After a long spell in hospital the thought of going back home and coping with ordinary life can be daunting at first.

The sudden switch from being in bed for most of the day and having things done for you to having to do everything for yourself again can make even the most mundane task seem mountainous.

Hilda Constable is the first patient to try out a pilot project organised by nurses at Southlands Hospital in Shoreham.

The project, which started this week, gives patients preparing to go home the chance to carry out basic jobs and tasks while in hospital to get them used to carrying them out again.

Mrs Constable has been in hospital since the middle of December following a hip replacement operation.

She had an accident on her motorised buggy outside Goring library and broke her hip.

Mrs Constable was worried about going home after being immobile for so long and so was keen to try out the new project.

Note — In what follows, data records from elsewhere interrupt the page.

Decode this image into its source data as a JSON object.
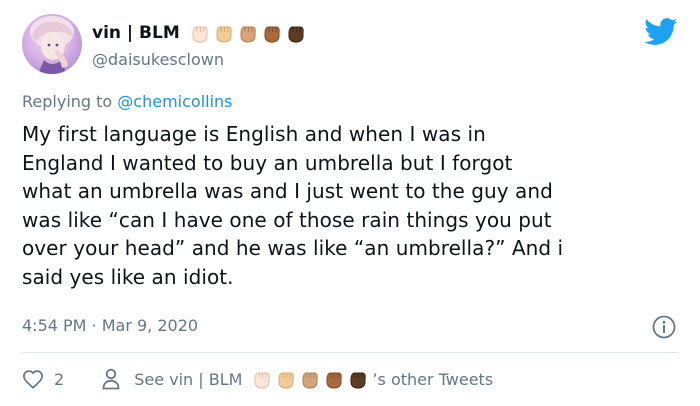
{
  "author": {
    "name": "vin | BLM",
    "handle": "@daisukesclown",
    "avatar_icon": "anime-character-avatar",
    "emoji_fists": [
      "raised-fist-light",
      "raised-fist-medium-light",
      "raised-fist-medium",
      "raised-fist-medium-dark",
      "raised-fist-dark"
    ]
  },
  "reply": {
    "prefix": "Replying to",
    "mention": "@chemicollins"
  },
  "tweet": {
    "lines": [
      "My first language is English and when I was in",
      "England I wanted to buy an umbrella but I forgot",
      "what an umbrella was and I just went to the guy and",
      "was like “can I have one of those rain things you put",
      "over your head” and he was like “an umbrella?” And i",
      "said yes like an idiot."
    ]
  },
  "timestamp": "4:54 PM · Mar 9, 2020",
  "actions": {
    "likes": "2",
    "see_prefix": "See vin | BLM",
    "see_suffix": "’s other Tweets"
  },
  "colors": {
    "brand": "#1da1f2",
    "muted": "#657786",
    "link": "#1b95e0",
    "divider": "#e1e8ed"
  },
  "icons": {
    "logo": "twitter-bird-icon",
    "info": "info-icon",
    "like": "heart-icon",
    "profile": "person-icon"
  }
}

Her arrival at Cedar Ward was marked with a presentation of flowers from nurses on the scheme.

Mrs Constable will stay at the unit for two weeks while she is encouraged and helped to regain her independence.

Up to 15 people at a time will take part in the project and each one will have an action programme tailored to suit their individual needs.

Surroundings on the ward have been designed to look as much like home as possible.

Mrs Constable and other patients will be encouraged to help with the domestic chores in the unit such as cooking and given help with other tasks such as dressing.

Jeannie Baumann, director of clinical services, said: "This is a very exciting project which will greatly benefit the patient.

"The decision as to whether a patient can be discharged from hospital often depends on their ability to do simple tasks such as dressing which may have become harder following their illness.

"With intensive support they can gain new skills giving them the confidence to live in their own homes."

Worthing and Southlands Hospitals NHS Trust has been given £125,000 by West Sussex Health Authority to set up the service.

The nurses running the scheme are supported by a team of physiotherapists, occupational therapists, dietitcians and social workers.